(The input):

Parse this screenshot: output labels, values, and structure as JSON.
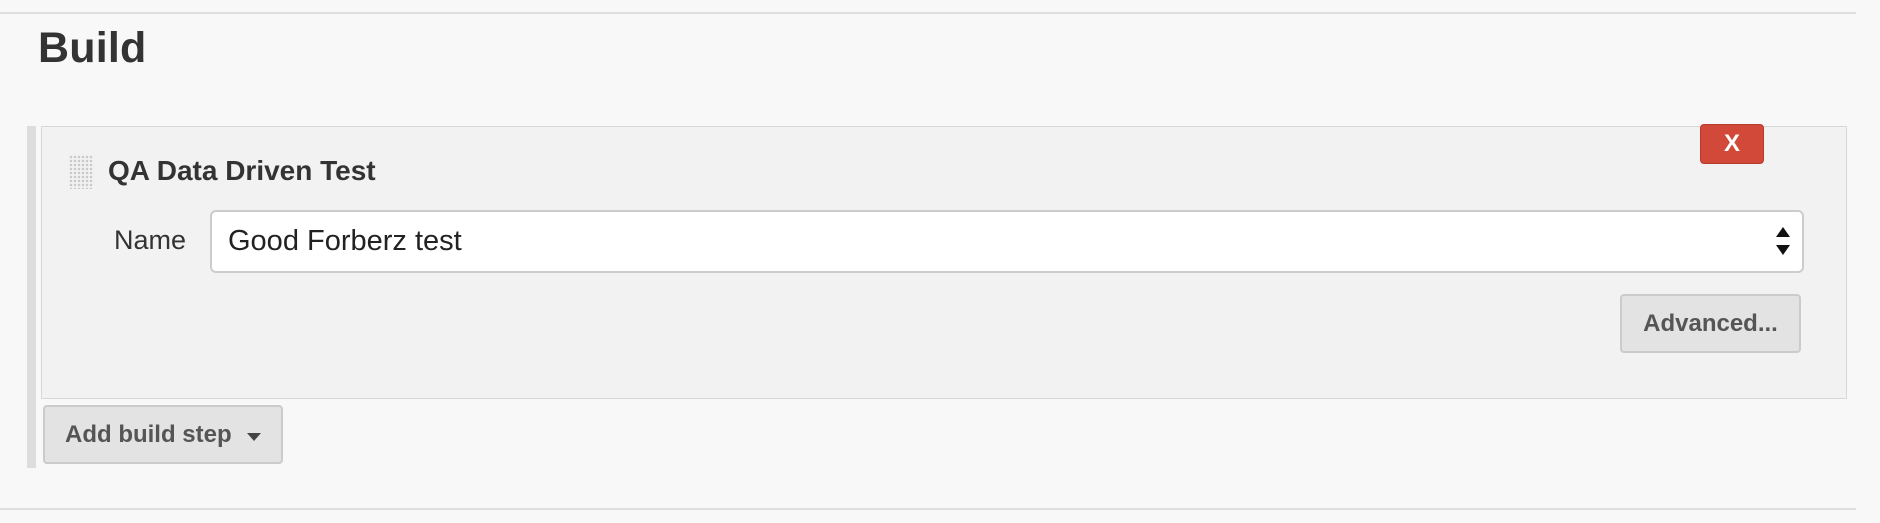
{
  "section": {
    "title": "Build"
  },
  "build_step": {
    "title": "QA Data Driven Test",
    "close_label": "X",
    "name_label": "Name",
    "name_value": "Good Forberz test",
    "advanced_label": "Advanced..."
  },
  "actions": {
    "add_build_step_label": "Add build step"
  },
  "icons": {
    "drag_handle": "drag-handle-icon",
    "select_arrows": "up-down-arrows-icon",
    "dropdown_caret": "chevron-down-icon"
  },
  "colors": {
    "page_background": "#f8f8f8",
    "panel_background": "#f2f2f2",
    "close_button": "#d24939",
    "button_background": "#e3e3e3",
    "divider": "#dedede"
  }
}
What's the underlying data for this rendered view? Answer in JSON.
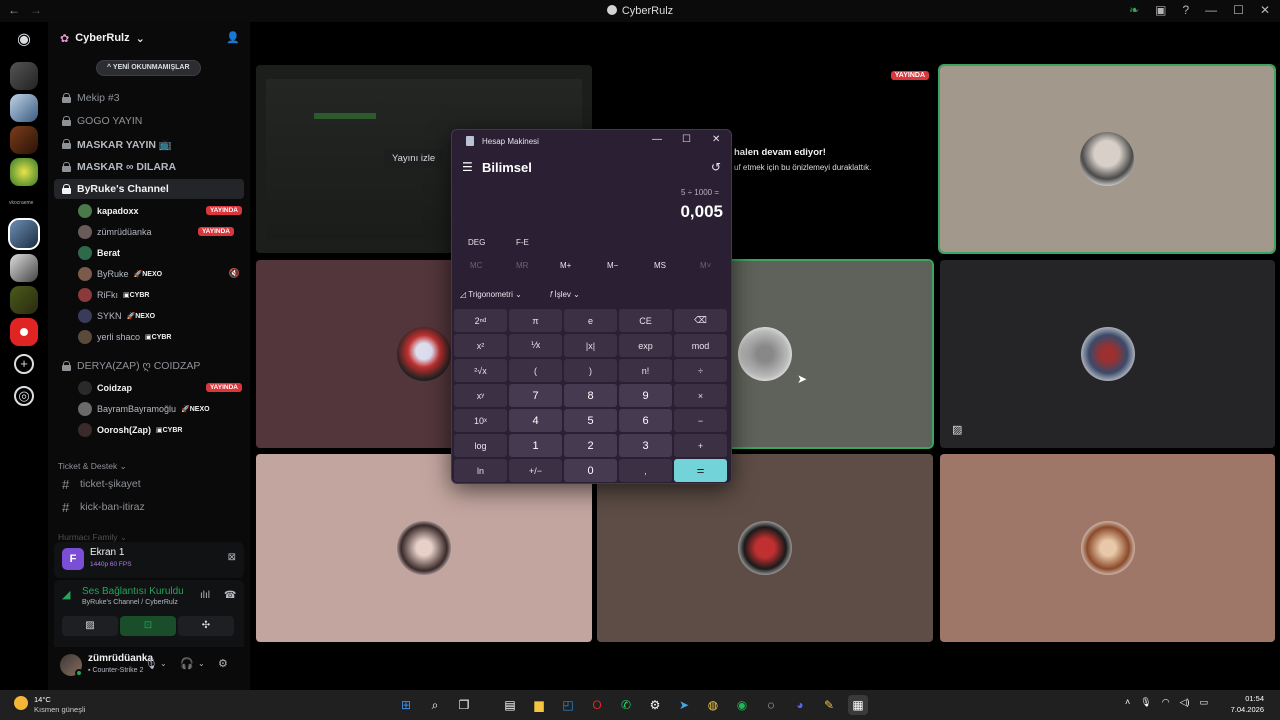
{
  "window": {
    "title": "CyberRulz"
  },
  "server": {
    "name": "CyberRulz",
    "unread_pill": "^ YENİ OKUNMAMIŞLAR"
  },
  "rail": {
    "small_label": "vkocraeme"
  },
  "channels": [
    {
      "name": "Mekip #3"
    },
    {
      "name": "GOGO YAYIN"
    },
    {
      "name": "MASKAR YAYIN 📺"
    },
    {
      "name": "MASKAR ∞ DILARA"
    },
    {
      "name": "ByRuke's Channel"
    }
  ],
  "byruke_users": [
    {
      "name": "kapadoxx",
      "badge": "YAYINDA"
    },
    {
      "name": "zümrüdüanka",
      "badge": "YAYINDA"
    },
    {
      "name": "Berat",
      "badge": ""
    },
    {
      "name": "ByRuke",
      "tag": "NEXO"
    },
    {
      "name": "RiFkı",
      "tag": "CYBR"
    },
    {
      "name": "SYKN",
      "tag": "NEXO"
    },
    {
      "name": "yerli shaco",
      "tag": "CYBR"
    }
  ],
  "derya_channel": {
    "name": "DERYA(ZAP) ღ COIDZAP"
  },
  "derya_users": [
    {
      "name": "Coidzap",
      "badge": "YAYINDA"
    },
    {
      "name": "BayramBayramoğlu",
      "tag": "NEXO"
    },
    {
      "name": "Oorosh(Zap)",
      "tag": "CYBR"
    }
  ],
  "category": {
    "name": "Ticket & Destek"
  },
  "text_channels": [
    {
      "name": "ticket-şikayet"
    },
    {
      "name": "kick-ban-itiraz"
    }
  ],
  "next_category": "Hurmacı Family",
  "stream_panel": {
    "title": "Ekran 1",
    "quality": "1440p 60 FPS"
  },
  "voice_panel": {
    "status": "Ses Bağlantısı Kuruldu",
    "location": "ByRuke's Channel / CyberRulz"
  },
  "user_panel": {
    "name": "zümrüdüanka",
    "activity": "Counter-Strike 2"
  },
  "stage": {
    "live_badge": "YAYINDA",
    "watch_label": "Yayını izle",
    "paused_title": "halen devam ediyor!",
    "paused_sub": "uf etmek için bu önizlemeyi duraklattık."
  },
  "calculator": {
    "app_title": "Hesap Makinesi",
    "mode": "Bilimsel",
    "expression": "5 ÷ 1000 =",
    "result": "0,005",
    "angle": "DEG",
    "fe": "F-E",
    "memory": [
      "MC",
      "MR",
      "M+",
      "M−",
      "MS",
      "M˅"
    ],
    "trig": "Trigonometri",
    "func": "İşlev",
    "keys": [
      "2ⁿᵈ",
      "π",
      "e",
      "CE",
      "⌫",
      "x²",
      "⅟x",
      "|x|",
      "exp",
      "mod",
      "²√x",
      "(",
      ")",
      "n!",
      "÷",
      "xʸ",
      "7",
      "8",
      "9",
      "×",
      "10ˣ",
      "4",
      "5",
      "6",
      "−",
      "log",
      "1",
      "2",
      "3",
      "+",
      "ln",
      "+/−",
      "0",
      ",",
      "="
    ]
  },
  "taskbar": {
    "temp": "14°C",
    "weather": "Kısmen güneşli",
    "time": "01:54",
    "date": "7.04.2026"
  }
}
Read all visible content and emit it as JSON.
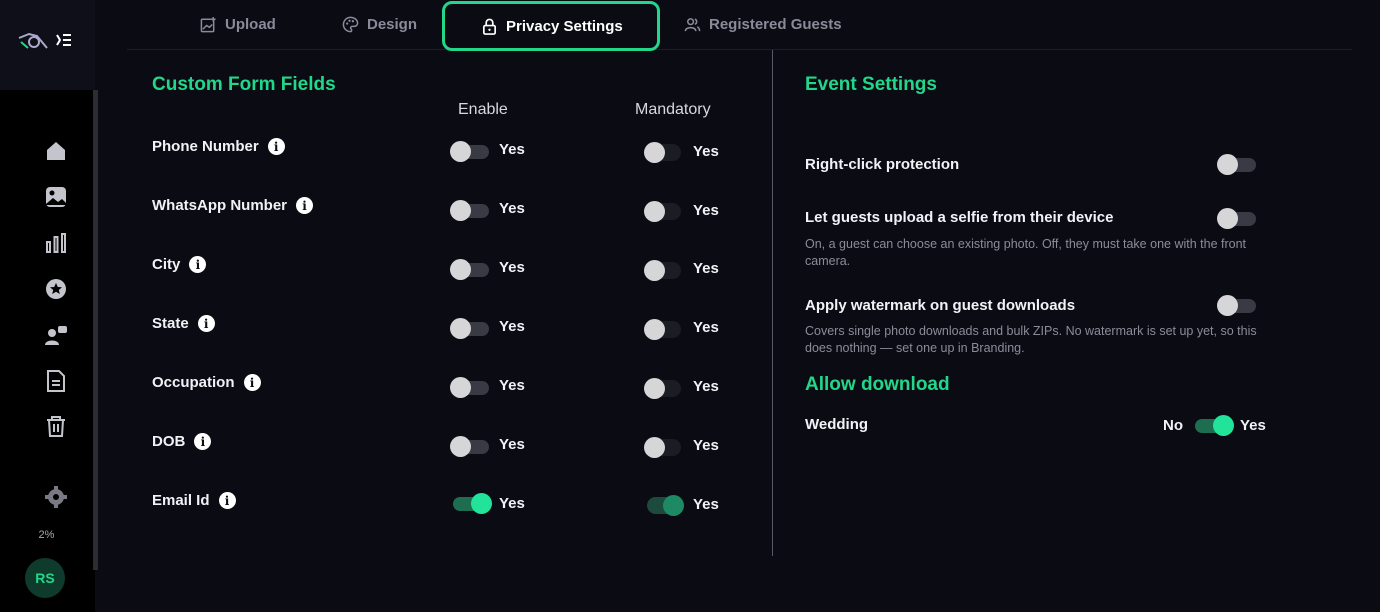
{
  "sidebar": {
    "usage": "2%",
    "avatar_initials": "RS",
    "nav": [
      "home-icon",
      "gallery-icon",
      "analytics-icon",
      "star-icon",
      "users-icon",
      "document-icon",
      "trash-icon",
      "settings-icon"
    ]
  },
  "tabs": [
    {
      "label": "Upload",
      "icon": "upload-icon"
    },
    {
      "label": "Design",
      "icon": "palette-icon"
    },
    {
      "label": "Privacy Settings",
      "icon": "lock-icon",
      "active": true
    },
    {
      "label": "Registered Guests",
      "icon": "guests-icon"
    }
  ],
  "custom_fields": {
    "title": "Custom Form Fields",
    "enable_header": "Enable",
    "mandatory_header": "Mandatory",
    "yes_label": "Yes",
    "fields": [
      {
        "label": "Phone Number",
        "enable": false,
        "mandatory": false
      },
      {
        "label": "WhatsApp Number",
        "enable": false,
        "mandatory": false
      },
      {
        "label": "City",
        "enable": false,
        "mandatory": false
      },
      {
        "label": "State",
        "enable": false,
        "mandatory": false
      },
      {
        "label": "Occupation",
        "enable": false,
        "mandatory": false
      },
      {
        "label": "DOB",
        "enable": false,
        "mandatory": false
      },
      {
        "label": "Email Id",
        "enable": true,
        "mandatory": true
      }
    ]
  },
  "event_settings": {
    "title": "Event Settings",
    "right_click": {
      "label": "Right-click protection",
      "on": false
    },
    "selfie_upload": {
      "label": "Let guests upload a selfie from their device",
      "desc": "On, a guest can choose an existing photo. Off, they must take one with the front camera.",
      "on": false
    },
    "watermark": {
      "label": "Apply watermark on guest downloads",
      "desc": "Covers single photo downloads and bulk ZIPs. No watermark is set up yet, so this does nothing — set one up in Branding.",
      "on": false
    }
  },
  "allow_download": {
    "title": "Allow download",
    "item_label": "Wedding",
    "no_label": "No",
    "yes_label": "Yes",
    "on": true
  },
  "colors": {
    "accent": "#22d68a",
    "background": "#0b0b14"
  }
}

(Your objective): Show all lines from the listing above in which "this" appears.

(Expected answer):
Parse this screenshot: output labels, values, and structure as JSON.
What's the underlying data for this rendered view? Answer in JSON.
      "desc": "Covers single photo downloads and bulk ZIPs. No watermark is set up yet, so this does nothing — set one up in Branding.",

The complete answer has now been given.